======== Listed entries

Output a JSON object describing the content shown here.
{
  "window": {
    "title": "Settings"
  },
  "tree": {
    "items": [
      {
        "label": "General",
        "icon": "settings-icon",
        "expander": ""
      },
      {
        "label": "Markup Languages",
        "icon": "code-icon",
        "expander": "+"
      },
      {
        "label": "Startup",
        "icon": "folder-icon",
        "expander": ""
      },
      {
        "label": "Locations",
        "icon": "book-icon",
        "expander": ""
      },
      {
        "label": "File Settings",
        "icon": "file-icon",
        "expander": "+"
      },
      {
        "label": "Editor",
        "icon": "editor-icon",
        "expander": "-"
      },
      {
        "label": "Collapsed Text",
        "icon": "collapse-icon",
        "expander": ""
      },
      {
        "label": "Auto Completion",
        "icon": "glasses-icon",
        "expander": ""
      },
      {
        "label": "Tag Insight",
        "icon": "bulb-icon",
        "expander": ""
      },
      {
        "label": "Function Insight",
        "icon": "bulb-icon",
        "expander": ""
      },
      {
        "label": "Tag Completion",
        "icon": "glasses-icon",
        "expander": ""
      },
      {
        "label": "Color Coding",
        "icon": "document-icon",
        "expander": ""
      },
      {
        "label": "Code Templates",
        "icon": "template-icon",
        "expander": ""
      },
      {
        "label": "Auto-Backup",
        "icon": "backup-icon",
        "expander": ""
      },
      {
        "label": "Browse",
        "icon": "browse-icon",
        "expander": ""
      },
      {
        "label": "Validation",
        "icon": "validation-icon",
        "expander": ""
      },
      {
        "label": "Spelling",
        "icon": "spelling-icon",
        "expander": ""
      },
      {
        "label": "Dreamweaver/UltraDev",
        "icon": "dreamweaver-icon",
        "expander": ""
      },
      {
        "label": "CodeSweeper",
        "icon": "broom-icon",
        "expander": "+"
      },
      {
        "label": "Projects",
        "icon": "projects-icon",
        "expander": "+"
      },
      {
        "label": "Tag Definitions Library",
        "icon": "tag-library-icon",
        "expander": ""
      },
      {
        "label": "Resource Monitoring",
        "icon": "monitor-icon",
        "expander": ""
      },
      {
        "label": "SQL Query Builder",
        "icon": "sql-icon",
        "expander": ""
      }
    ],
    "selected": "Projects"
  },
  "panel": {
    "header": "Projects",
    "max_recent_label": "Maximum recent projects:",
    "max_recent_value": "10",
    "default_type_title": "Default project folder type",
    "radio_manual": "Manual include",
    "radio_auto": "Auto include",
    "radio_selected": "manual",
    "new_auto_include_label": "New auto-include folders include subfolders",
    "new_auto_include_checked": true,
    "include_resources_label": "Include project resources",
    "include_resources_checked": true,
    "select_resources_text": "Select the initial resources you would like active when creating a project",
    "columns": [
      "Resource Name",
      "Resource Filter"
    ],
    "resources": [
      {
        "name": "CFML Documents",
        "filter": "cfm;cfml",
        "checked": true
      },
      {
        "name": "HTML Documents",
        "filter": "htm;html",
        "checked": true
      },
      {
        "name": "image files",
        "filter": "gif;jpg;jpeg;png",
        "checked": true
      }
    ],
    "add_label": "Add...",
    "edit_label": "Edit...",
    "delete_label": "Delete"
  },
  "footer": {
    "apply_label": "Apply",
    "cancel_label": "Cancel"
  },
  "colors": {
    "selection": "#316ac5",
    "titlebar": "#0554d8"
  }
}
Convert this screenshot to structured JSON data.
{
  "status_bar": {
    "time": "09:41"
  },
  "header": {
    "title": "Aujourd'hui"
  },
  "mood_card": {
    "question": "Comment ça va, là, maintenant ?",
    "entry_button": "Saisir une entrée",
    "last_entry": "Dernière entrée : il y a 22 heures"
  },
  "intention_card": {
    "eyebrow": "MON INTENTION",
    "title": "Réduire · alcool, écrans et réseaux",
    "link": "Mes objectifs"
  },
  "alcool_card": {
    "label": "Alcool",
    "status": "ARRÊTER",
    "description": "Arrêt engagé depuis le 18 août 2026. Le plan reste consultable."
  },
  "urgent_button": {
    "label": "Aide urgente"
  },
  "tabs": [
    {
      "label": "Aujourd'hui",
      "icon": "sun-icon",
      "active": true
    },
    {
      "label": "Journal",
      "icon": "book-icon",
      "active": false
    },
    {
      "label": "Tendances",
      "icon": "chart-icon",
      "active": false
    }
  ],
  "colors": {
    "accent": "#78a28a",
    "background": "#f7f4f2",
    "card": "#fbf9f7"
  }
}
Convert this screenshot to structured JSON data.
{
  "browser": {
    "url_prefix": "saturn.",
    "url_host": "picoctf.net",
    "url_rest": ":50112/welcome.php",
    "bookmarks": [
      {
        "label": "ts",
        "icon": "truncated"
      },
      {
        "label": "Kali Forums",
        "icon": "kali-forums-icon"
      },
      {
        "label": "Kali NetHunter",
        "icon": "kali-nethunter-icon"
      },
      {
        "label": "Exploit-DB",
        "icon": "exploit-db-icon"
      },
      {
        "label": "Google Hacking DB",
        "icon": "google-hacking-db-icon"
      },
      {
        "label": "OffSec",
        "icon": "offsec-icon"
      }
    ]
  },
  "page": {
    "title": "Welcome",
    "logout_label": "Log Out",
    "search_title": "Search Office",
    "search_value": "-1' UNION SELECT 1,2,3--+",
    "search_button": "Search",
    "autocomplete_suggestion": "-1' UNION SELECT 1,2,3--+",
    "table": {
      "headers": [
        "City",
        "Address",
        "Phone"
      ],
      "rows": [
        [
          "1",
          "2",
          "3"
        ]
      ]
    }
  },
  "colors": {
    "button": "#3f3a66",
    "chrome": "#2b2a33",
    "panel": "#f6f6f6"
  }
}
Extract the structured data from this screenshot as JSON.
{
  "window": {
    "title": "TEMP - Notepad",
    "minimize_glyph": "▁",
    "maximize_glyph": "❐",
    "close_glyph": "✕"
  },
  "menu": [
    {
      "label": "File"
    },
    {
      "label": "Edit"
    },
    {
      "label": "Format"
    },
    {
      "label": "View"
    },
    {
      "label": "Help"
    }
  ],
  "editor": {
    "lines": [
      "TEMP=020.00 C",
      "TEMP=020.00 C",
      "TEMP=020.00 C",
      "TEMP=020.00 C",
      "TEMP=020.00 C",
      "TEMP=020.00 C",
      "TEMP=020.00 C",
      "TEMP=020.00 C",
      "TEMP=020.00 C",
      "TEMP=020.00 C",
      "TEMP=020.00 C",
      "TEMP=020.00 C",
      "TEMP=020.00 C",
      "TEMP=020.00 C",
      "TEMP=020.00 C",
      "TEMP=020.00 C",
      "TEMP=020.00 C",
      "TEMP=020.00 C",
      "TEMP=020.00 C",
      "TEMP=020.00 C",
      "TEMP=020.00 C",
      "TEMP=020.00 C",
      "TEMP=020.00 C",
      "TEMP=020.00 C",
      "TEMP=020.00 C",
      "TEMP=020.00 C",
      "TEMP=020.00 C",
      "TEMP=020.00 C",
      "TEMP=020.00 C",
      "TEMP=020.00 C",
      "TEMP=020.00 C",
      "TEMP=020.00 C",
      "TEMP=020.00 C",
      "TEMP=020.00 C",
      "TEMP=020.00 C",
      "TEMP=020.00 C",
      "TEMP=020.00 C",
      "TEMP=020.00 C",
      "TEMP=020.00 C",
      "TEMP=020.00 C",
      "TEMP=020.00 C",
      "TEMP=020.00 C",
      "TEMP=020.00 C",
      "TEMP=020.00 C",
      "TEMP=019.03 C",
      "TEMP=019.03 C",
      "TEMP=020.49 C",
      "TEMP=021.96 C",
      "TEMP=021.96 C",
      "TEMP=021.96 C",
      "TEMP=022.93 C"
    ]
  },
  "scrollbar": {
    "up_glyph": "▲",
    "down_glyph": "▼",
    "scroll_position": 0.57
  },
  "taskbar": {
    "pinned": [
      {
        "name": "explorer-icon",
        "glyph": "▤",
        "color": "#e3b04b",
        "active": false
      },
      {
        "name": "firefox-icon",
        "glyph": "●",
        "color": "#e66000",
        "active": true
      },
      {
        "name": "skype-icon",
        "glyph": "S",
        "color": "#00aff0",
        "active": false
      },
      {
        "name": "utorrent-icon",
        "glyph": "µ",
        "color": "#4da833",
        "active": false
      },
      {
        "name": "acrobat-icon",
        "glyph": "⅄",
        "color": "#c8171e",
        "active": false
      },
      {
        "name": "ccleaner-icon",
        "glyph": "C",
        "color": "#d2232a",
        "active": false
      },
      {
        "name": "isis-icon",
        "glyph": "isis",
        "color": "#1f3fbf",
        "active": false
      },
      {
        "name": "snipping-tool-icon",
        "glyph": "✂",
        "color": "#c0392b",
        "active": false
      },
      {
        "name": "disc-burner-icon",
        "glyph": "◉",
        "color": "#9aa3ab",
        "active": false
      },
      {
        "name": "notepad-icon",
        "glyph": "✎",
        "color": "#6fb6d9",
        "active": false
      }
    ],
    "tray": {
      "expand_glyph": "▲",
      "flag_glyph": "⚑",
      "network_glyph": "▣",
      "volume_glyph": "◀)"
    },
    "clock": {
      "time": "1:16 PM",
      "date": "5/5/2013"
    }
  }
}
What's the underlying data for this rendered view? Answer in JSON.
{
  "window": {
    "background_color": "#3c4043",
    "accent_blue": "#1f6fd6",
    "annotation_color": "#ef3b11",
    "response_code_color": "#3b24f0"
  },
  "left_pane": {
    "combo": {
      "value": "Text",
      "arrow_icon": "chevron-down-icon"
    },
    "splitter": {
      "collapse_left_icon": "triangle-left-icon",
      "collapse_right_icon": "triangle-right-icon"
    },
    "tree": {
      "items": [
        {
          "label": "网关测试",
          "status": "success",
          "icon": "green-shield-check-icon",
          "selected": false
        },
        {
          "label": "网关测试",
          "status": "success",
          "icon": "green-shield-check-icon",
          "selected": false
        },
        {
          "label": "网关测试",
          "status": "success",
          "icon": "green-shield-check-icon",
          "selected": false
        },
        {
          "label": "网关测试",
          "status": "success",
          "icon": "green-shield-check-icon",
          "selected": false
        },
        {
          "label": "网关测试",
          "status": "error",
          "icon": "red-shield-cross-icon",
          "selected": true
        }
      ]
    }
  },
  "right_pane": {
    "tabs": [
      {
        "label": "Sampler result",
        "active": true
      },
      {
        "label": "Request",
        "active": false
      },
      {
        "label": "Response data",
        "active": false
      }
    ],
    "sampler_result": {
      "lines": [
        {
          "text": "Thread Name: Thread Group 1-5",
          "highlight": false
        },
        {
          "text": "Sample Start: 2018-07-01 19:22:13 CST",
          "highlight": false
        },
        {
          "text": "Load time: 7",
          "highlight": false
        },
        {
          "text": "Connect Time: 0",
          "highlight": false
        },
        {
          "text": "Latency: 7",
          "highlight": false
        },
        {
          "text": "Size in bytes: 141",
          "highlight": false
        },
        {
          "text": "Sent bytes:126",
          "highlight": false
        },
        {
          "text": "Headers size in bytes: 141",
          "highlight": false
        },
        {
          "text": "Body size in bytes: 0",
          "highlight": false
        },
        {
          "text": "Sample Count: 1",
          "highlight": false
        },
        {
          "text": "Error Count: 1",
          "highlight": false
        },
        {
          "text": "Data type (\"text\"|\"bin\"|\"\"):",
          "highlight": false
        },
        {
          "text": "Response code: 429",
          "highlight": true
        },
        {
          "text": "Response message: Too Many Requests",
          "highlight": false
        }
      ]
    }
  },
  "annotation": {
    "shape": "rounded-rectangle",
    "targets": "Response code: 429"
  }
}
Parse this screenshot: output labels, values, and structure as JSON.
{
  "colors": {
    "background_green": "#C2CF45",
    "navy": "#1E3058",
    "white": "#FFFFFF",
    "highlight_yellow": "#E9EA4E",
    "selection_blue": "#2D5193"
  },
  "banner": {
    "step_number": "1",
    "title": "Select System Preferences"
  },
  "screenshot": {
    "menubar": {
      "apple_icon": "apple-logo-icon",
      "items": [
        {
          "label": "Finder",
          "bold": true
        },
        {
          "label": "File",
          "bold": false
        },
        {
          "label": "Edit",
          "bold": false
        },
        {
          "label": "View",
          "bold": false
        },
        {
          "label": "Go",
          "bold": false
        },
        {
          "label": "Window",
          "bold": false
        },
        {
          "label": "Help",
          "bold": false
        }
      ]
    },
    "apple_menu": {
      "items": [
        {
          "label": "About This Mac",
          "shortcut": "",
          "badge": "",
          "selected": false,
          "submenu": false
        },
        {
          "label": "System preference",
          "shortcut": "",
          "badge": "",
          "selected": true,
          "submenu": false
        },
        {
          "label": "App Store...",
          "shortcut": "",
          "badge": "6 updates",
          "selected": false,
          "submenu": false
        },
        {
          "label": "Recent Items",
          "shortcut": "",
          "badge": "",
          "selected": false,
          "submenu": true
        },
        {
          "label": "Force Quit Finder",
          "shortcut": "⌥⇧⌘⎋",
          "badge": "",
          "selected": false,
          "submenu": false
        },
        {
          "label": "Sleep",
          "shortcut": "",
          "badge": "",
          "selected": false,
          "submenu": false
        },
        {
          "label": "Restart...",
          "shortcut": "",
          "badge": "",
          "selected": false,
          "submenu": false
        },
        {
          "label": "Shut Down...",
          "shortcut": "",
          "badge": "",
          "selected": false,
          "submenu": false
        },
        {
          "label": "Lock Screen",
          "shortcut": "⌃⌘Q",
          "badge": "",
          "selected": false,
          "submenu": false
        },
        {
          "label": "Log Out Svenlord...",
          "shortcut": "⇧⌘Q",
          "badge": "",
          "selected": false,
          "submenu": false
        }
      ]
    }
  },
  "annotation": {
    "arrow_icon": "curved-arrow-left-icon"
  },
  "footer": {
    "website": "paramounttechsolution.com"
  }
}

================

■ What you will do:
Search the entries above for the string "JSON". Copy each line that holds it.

■ Exercise response:
Output a JSON object describing the content shown here.
Convert this screenshot to structured JSON data.
Convert this screenshot to structured JSON data.
Extract the structured data from this screenshot as JSON.
What's the underlying data for this rendered view? Answer in JSON.
Parse this screenshot: output labels, values, and structure as JSON.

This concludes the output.